This is the largest medieval building in Famagusta. It was originally constructed as St. Nicholas Cathedral and its construction took almost 100 years (1300-1400 AD). Its architecture is obviously Gothic and many claim that it closely resembles the Cathedral of Rheims in Paris.
When the Ottoman Turks captured Famagusta from the Venetians in 1571, the cathedral was converted into a mosque and a minaret was added. The full name of the building today is the Lala Mustafa Pasha Mosque. In accordance with Muslim religion all images of the human form in stone, fresco, or in stained glass windows were removed or plastered over. However, all aspects of the Gothic tracery have been preserved. The interior is a Muslim prayer hall, the floor being covered with carpets.

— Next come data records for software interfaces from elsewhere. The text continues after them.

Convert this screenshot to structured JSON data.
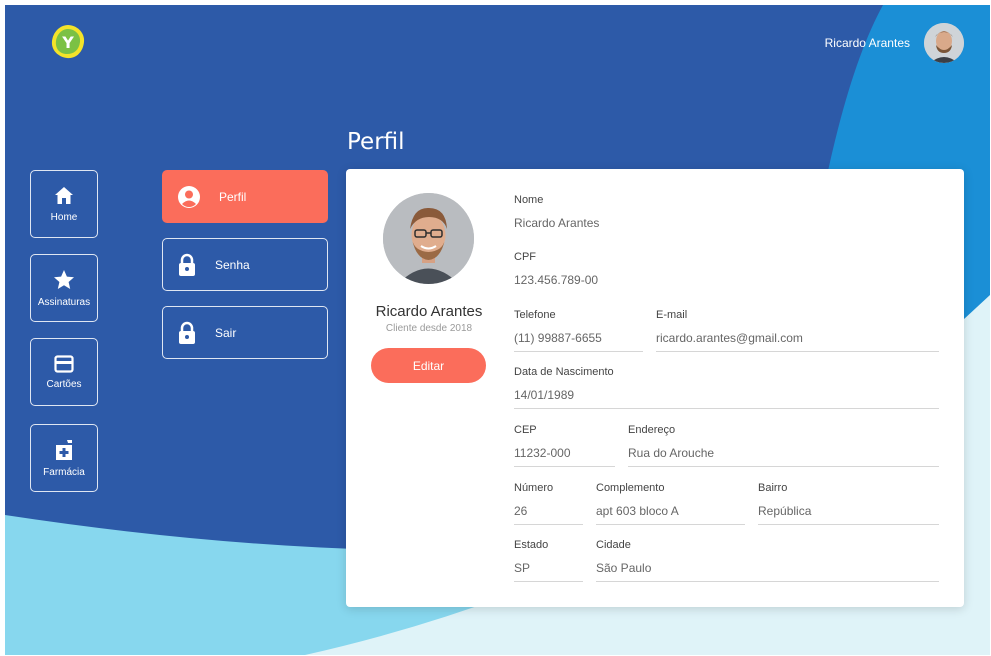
{
  "header": {
    "user_name": "Ricardo Arantes",
    "logo_letter": "Y"
  },
  "page_title": "Perfil",
  "sidebar": {
    "items": [
      {
        "label": "Home",
        "icon": "home-icon"
      },
      {
        "label": "Assinaturas",
        "icon": "star-icon"
      },
      {
        "label": "Cartões",
        "icon": "card-icon"
      },
      {
        "label": "Farmácia",
        "icon": "pharmacy-icon"
      }
    ]
  },
  "menu": {
    "items": [
      {
        "label": "Perfil",
        "icon": "user-icon",
        "active": true
      },
      {
        "label": "Senha",
        "icon": "lock-icon",
        "active": false
      },
      {
        "label": "Sair",
        "icon": "lock-icon",
        "active": false
      }
    ]
  },
  "profile": {
    "name": "Ricardo Arantes",
    "since": "Cliente desde 2018",
    "edit_label": "Editar"
  },
  "form": {
    "nome": {
      "label": "Nome",
      "value": "Ricardo Arantes"
    },
    "cpf": {
      "label": "CPF",
      "value": "123.456.789-00"
    },
    "telefone": {
      "label": "Telefone",
      "value": "(11) 99887-6655"
    },
    "email": {
      "label": "E-mail",
      "value": "ricardo.arantes@gmail.com"
    },
    "nascimento": {
      "label": "Data de Nascimento",
      "value": "14/01/1989"
    },
    "cep": {
      "label": "CEP",
      "value": "11232-000"
    },
    "endereco": {
      "label": "Endereço",
      "value": "Rua do Arouche"
    },
    "numero": {
      "label": "Número",
      "value": "26"
    },
    "complemento": {
      "label": "Complemento",
      "value": "apt 603 bloco A"
    },
    "bairro": {
      "label": "Bairro",
      "value": "República"
    },
    "estado": {
      "label": "Estado",
      "value": "SP"
    },
    "cidade": {
      "label": "Cidade",
      "value": "São Paulo"
    }
  },
  "colors": {
    "background_blue": "#2d5aa8",
    "accent_blue": "#1b8fd6",
    "light_blue": "#87d7ee",
    "coral": "#fb6d5b",
    "logo_yellow": "#f3e32a"
  }
}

A wonderful Gothic cathedral, dating from 1298 and superbly designed.
Its two towers were destroyed by bombardment in 1571, when Famagusta came under Otoman rule. The cathedral tombs were emptied and destroyed (although one does still remain, hidden under a wooden cover in the women's area of the mosque...see photo).
It's a beautiful building and, like the cathedral in Nicosia, its interior whitewash and plainness allows one to better appreciate the graceful internal architecture.

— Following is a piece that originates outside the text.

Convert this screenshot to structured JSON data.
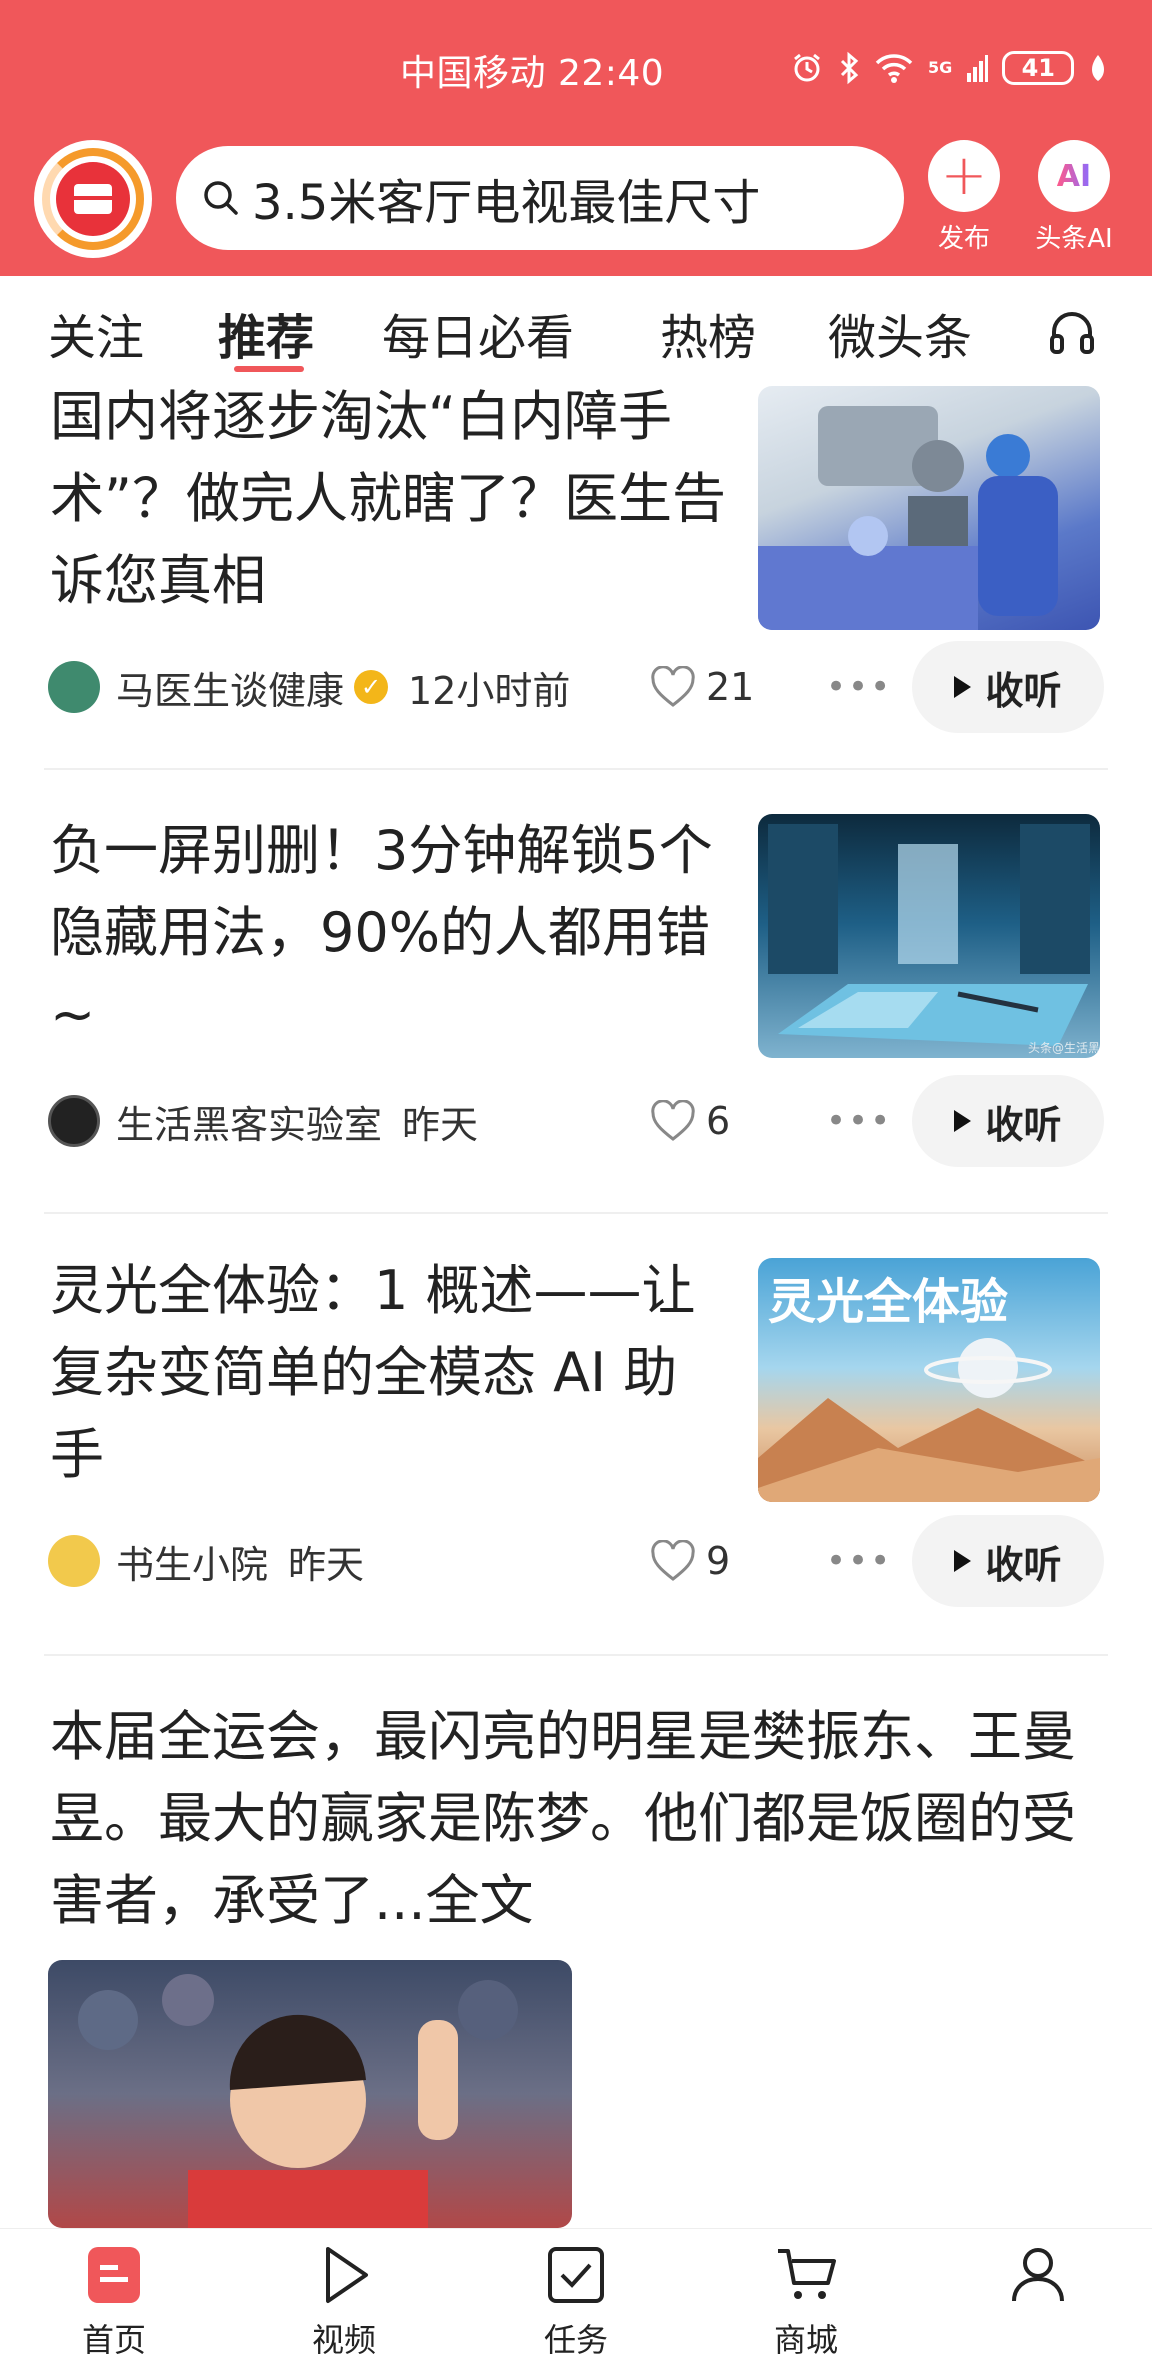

Well worth visiting (not during prayer times). You should dress appropriately, take off your shoes before entering and may be asked to cover your head if a custodian is present. Do not walk in front of anyone who is praying.
Right in front of the Lala Mustafa Pasha Mosque (St. Nicholas Cathedral is a sycamore fig tree (Ficus sycomorus). Nearly every visitor is curious about this tree, inspects it and even takes pictures in front of it. This tree is a tropical variety of fig tree and is generally thought to be the oldest tree in Cyprus. Another interesting feature of the tree is that the fruit grows on the trunk. Of course, the cool shade that the tree provides in the square also makes the tree very popular.
It is really excitinh to see its fruits...
Lala Mustafa Pasha Mosque (St. Nicholas Cathedral) in the city centre is the pearl of Maðusa. This magnificent building is visible from all over the city. Rising from the heart of Maðusa, it is historical evidence of the harmonious union of stone, craftsmanship and art. The elegance and splendour of this building is comparable to gothic cathedrals in Europe. The cathedral was converted to a mosque after Cyprus was conquered by the Ottomans, at which time the minaret was added. Originally built in the 13th Century, St. Nicholas Cathedral did not just perform religious duties, since it was the location for ceremonies where Lusignan kings were crowned King of Jerusalem.
Lala Mustafa Paşa Mosque, previously St Nicholas Cathedral is quite a sight to behold - it looks like a church, and functions as a mosque - the only obvious sign of this change is a tall and "slim" minaret one top of one of the two towers.
The cathedral building dates back to 1300, and it took about 100 years to be completed. It's in Gothic style and - apparently - it was meant to look like the cathedral of Rheims in Paris - in this cathedral the Lusignans kings were crowned. It was turned into a mosque in 1571, when its name became Lala Mustafa Pasha Mosque and its frescos showing humans figures were plastered away, to make room for more Islamic-correct decorations.
magnificent gothic cathedral, commenced in 1300 and finished in 1400 (took them quite a time to finish it ;) if you close you eyes and forget that you are in Cyprus, you might think that you are standing somewhere in France (it reminded me of the great cathedral of Rheims). in 16 century the church has been converted into a Mosque. there is a three-hounded- years-old mulberry tree in front of the church, which you can make a wish under :)